Enough of coronavirus. Enough of Joe Biden, Bernie Sanders, and Donald Trump. Enough of the headlines, at least for today.
Let’s jet off to England – while travel is still permitted there – and meet a bold woman: Alena Pettitt.
An article by Channaly Philipp of The Epoch Times introduced me to Pettitt, “a voice for traditional housewives.”
Pettitt, who lives in Gloucestershire, is the founder of The Darling Academy, a website that “celebrates the role of the housewife, traditional family dynamics, great homemaking, and shares the beauty of what makes ‘being at home’ truly worthwhile.” On this site and in other social media, Pettitt dispenses advice to homemakers on a variety of topics – cooking, etiquette, home decoration, marital relationships – and offers encouragement to women who have decided to remain at home and raise a family. The author of two books, Ladies Like Us and English Etiquette, the 34-year-old Pettitt recently appeared on the BBC for an interview during which she supported the traditional housewife.

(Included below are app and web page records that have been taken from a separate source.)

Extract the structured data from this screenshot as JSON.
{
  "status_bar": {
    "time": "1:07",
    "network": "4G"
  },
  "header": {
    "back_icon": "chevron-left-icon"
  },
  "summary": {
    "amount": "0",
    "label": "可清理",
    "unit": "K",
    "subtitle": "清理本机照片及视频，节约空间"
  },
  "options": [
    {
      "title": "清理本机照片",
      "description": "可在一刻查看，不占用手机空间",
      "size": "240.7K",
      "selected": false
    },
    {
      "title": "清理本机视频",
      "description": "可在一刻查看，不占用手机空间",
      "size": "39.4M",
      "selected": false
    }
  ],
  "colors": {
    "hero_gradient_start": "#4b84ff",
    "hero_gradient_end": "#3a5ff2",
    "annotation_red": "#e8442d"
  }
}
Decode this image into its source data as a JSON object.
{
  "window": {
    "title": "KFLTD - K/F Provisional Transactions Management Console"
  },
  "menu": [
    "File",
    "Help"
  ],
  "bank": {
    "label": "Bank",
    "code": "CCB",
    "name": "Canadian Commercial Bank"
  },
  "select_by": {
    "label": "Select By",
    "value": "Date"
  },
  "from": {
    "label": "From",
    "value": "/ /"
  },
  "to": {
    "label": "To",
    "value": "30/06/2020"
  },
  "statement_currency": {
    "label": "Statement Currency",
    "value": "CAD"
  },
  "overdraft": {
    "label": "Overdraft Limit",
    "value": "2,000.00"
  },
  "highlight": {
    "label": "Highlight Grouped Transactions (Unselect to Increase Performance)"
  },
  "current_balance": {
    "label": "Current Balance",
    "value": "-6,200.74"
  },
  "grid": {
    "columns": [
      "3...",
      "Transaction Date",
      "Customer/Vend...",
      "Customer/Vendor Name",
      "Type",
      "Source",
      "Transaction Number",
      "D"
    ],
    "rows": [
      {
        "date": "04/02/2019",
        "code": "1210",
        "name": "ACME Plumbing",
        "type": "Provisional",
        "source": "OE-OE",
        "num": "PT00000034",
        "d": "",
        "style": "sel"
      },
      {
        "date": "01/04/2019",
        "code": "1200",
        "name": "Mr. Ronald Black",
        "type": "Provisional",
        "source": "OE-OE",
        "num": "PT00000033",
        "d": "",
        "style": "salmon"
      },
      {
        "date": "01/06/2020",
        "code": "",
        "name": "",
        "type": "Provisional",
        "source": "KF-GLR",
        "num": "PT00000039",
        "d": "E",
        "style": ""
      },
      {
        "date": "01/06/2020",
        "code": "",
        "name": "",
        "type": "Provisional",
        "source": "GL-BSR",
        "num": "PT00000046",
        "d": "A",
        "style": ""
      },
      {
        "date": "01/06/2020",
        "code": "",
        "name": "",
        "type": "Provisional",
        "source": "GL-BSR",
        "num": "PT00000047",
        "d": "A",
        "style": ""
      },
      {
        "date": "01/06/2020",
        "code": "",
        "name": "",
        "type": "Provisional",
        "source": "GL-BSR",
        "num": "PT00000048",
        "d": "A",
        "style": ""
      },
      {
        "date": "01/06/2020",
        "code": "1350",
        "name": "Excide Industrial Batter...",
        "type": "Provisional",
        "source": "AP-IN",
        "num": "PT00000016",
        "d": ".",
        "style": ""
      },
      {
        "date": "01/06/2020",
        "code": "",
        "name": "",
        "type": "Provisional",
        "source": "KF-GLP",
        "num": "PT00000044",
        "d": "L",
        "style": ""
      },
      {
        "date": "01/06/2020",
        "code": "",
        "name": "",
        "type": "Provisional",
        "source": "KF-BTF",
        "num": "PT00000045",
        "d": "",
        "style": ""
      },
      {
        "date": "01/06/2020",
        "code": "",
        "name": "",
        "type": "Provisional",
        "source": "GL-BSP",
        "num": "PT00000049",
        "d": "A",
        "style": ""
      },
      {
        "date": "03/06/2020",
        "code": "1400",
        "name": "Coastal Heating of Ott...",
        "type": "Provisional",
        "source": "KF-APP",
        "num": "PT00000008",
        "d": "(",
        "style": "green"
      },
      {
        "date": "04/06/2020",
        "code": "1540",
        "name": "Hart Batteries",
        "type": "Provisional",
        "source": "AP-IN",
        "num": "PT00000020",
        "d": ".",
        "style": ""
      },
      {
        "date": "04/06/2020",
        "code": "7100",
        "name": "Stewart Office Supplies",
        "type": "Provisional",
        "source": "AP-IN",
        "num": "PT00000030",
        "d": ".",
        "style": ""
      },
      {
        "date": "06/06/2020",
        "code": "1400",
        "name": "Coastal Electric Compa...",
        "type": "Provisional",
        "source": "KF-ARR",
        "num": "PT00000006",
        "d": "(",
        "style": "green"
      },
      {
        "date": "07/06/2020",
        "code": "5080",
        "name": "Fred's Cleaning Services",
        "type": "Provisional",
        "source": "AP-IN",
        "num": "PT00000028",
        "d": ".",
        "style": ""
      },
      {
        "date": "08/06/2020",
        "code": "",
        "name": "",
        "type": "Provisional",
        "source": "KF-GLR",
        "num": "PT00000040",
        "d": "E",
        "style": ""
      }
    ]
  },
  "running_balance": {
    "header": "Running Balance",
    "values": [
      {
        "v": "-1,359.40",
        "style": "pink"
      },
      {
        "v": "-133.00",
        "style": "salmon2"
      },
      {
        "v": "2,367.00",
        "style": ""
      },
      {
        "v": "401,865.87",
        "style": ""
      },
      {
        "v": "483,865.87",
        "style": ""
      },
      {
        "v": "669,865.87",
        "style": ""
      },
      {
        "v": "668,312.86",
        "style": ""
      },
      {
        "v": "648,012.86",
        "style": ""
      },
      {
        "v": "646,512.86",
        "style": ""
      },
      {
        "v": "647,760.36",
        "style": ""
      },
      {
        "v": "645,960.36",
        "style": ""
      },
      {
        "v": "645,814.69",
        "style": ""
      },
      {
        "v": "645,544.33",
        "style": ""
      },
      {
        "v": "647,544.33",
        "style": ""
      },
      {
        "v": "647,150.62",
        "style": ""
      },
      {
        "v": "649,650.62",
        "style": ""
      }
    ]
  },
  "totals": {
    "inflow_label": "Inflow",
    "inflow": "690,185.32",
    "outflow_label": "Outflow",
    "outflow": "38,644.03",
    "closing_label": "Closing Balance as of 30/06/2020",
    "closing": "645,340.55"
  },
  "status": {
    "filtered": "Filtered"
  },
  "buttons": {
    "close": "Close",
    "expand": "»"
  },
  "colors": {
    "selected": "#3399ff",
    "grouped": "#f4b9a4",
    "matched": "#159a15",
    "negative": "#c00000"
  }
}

What followed was a minor firestorm of criticism. As Philipp writes, “housewives who spoke up in favor of their lifestyles and traditional values were denigrated as ‘extremists’ and as being ‘as misogynistic as men,’” and The Guardian drew links between traditional housewives and the alt-right movement, stating “it’s time to dial down a notch, tradwives, for your own sake.”
Meanwhile, many women who watched the interview praised Pettitt’s defense of homemakers, as did some of their husbands. “I’ve had husbands email me saying their wives saw me on TV,” Pettitt said, “and they’ve been depressed because they feel so devalued. But it was a glimmer of hope for them.”
Perhaps most surprising were the young single men who contacted Pettitt, explaining their desire for a family and their hope of finding a spouse who wanted to be a homemaker and raise children. Some of these correspondents even asked Pettitt if she could set them up on dates.
For many years, I taught seminars to homeschoolers in North Carolina, and so I knew many women who remained at home rather than seeking outside work. Some of these families were well-off; others had to watch every penny. Here in Virginia, there are many large families, primarily because of the conservative Catholic community, and again many of these wives and mothers are choosing to remain at home, taking care of their children and performing all sorts of household chores. A doctor recently told me that he and his wife have seven children, that she homeschools them, and that “She has the tough job.” That regard for his wife is common among other husbands I know.
Those who think of homemaking as leisurely work, or not work at all, are blind to what the job entails. Being at home with the children all day, keeping up with household duties, driving kids to everything from dental appointments to soccer, preparing meals: this job is anything but nine-to-five. The factory whistle blows when Mom falls into bed exhausted.
Some of these women take the art of homemaking to new heights. When we visit Pettitt’s website, we find a woman who clearly treasures beauty and order. She works hard to make her small home attractive, cooks healthy and delicious foods, and practices the etiquette she preaches. In addition to the lovely photographs, The Darling Academy contains scores of helpful articles on a vast array of topics related to marriage and family. We find in Pettitt an artist who creates beauty not on a canvas, but in life itself.
Rather than berating or belittling such women, we should be applauding them. They are raising the next generation, aiming for healthy marriages, and acting as a force for stability in our communities.
The women’s liberation movement exploded half a century ago. At that time, advocates of women’s lib encouraged females to enter the workforce, demanded equal pay, and sought to expand opportunities for women in such arenas as corporations, professional fields, and the military. These were worthy ambitions, and many women were soon pursuing them. Today more women than men attend law and medical schools, more serve in government than ever before, and more have chosen the workplace over being a stay-at-home mom.
In the beginning of that movement, one key issue for women was choice, the freedom to determine the path they wished to follow, to pursue goals which they themselves had set.
If circumstances permit, shouldn’t women have the right to choose to be homemakers without being harassed or mocked for that choice?
[Image Credit: YouTube-The Darling Academy with Alena Kate Pettitt, "Waitrose Grocery Haul & Small Family Meal Plan · Week 4 · September 2019"]
Jeff Minick lives in Front Royal, Virginia, and may be found online at jeffminick.com. He is the author of two novels, Amanda Bell and Dust on Their Wings, and two works of non-fiction, Learning as I Go and Movies Make the Man.